SOURCE RECORDS Block Start
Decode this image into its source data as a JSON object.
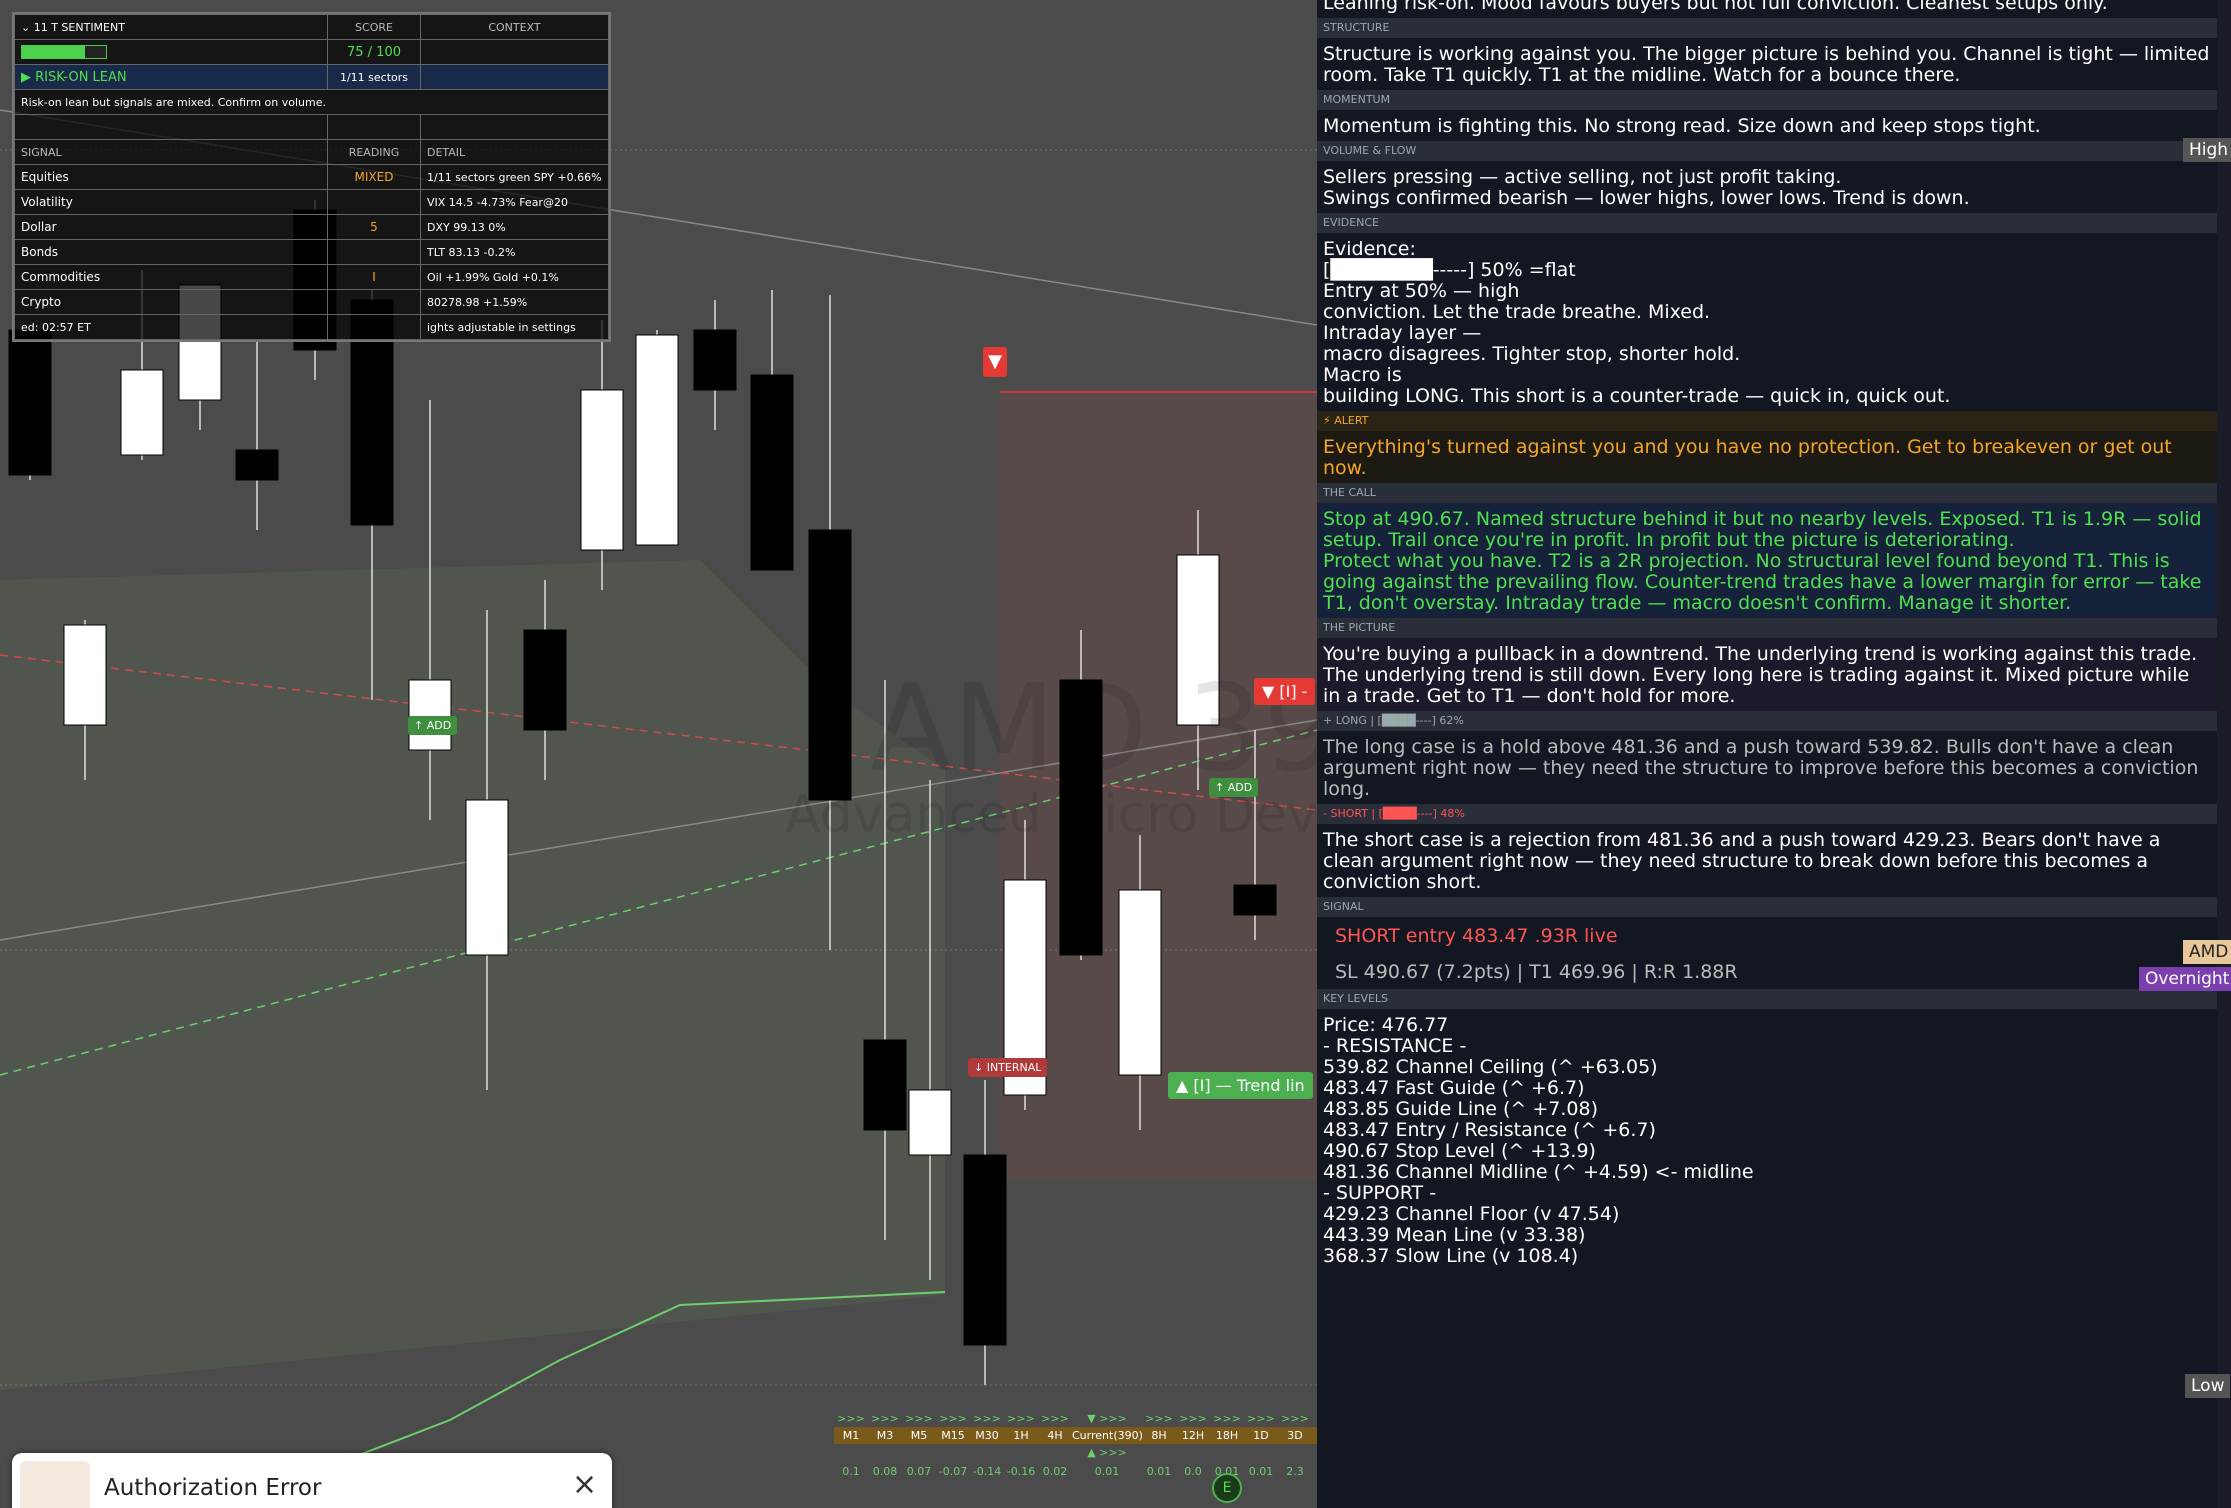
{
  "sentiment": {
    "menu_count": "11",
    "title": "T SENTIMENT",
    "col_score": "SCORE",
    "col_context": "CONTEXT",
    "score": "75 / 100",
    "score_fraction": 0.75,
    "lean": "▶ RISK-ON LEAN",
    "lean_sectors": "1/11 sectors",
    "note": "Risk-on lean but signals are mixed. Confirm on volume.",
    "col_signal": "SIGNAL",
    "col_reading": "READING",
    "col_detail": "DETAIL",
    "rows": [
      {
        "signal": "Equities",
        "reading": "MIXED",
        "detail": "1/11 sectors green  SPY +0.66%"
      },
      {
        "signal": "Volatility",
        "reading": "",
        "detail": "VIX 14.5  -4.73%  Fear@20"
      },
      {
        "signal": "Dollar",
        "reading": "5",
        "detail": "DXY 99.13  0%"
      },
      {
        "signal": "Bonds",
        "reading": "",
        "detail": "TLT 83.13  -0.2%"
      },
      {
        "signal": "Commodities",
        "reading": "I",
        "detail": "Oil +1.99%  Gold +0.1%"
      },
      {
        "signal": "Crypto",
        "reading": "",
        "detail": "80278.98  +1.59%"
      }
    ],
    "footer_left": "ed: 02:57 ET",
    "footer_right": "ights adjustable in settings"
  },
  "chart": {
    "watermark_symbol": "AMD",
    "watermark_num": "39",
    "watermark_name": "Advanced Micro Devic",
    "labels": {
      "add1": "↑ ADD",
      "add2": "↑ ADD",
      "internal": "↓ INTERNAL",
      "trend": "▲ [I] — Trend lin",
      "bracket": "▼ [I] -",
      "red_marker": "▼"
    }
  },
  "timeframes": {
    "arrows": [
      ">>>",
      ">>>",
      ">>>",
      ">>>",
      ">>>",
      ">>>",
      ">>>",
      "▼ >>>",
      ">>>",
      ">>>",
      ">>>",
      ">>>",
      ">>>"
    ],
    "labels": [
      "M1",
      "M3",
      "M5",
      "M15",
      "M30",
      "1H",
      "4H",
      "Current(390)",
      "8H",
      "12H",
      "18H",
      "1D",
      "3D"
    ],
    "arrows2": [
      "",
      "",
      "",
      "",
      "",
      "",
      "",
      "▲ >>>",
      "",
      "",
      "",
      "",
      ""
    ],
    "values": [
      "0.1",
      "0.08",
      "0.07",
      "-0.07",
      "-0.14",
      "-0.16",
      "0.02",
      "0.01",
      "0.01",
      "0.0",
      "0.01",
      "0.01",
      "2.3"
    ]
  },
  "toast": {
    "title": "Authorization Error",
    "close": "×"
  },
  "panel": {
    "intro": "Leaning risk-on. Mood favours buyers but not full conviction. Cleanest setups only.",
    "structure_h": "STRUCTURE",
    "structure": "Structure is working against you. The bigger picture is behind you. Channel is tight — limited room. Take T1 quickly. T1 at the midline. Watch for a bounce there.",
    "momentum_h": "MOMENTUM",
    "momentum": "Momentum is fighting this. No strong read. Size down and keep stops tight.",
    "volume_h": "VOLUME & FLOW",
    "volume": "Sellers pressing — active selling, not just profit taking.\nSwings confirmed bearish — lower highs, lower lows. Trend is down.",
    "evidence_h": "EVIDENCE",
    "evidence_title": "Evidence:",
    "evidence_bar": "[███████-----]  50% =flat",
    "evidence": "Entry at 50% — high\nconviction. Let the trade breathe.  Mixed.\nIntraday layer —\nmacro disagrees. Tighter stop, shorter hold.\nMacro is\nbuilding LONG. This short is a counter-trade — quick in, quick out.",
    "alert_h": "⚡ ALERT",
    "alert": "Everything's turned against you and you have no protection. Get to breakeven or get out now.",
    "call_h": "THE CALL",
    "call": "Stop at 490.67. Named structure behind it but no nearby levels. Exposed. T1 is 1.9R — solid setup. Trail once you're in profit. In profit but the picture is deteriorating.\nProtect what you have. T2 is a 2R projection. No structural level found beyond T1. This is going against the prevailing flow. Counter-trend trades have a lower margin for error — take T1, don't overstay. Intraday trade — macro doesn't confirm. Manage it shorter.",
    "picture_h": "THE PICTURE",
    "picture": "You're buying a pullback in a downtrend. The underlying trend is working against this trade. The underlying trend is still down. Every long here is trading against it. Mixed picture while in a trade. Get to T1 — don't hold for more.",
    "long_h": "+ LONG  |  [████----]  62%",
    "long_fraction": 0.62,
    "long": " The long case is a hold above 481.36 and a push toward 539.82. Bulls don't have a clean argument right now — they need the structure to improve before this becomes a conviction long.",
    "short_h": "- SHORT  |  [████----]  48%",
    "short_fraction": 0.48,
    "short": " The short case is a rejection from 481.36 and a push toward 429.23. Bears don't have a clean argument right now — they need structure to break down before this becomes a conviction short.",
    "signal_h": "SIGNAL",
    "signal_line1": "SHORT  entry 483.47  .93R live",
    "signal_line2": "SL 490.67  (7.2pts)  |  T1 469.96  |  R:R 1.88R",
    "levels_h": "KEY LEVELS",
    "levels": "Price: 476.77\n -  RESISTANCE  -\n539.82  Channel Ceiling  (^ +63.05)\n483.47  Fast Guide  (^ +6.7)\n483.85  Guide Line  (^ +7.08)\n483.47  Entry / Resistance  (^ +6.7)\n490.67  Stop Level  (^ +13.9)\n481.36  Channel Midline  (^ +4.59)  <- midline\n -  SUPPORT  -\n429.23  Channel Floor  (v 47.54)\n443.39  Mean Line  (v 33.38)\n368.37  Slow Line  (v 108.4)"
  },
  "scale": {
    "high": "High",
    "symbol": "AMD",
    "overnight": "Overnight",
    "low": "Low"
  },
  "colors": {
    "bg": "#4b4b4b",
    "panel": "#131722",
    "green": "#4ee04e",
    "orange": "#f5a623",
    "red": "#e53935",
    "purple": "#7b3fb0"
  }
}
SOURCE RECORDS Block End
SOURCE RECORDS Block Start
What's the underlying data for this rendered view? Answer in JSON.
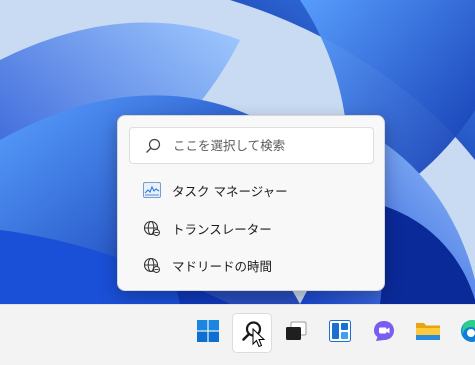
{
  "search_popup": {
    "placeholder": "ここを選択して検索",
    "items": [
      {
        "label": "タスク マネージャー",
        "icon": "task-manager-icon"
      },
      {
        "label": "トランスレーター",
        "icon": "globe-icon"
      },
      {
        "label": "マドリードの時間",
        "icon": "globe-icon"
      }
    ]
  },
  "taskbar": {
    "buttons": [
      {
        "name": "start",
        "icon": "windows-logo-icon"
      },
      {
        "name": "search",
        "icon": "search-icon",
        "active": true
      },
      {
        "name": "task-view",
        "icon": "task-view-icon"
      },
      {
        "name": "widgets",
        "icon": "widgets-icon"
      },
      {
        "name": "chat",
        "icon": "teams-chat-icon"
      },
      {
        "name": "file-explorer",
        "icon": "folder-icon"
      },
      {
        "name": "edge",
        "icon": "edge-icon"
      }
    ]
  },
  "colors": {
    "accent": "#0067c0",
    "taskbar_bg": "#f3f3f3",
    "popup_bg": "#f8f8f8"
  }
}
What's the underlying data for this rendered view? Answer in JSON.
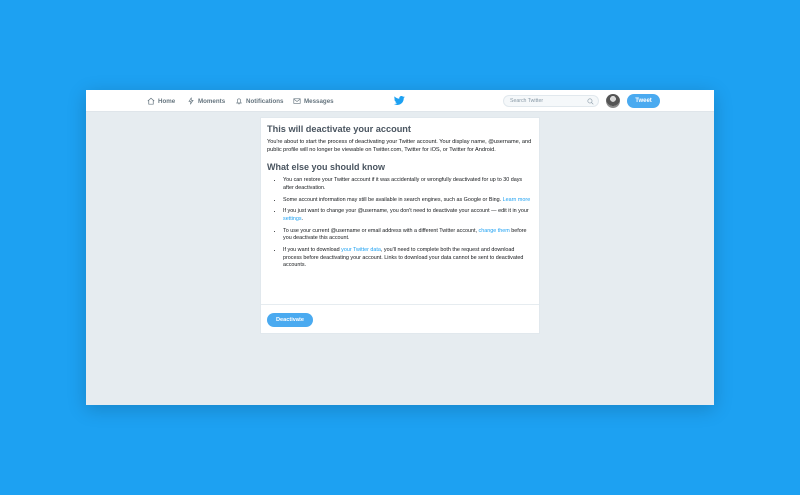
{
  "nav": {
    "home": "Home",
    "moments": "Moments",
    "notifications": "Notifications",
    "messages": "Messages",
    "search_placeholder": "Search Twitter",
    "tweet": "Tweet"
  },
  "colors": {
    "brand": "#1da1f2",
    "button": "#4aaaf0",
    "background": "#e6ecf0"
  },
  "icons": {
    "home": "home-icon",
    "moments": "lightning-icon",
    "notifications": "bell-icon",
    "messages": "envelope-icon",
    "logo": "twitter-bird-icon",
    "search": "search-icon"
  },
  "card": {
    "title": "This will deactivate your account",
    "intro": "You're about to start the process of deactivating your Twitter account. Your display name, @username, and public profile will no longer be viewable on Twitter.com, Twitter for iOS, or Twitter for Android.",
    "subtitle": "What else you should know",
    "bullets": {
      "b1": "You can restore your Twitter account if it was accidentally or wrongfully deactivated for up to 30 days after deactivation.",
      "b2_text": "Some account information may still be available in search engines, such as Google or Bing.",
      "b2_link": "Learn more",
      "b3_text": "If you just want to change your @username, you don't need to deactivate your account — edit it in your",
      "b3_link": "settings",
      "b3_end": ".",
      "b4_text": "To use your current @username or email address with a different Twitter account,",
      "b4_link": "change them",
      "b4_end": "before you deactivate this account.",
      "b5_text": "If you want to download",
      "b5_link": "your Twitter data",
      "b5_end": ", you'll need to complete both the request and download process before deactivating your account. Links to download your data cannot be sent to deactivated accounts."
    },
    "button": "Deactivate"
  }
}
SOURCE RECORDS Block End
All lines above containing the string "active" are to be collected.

    "volume": "Sellers pressing — active selling, not just profit taking.\nSwings confirmed bearish — lower highs, lower lows. Trend is down.",
        "active": true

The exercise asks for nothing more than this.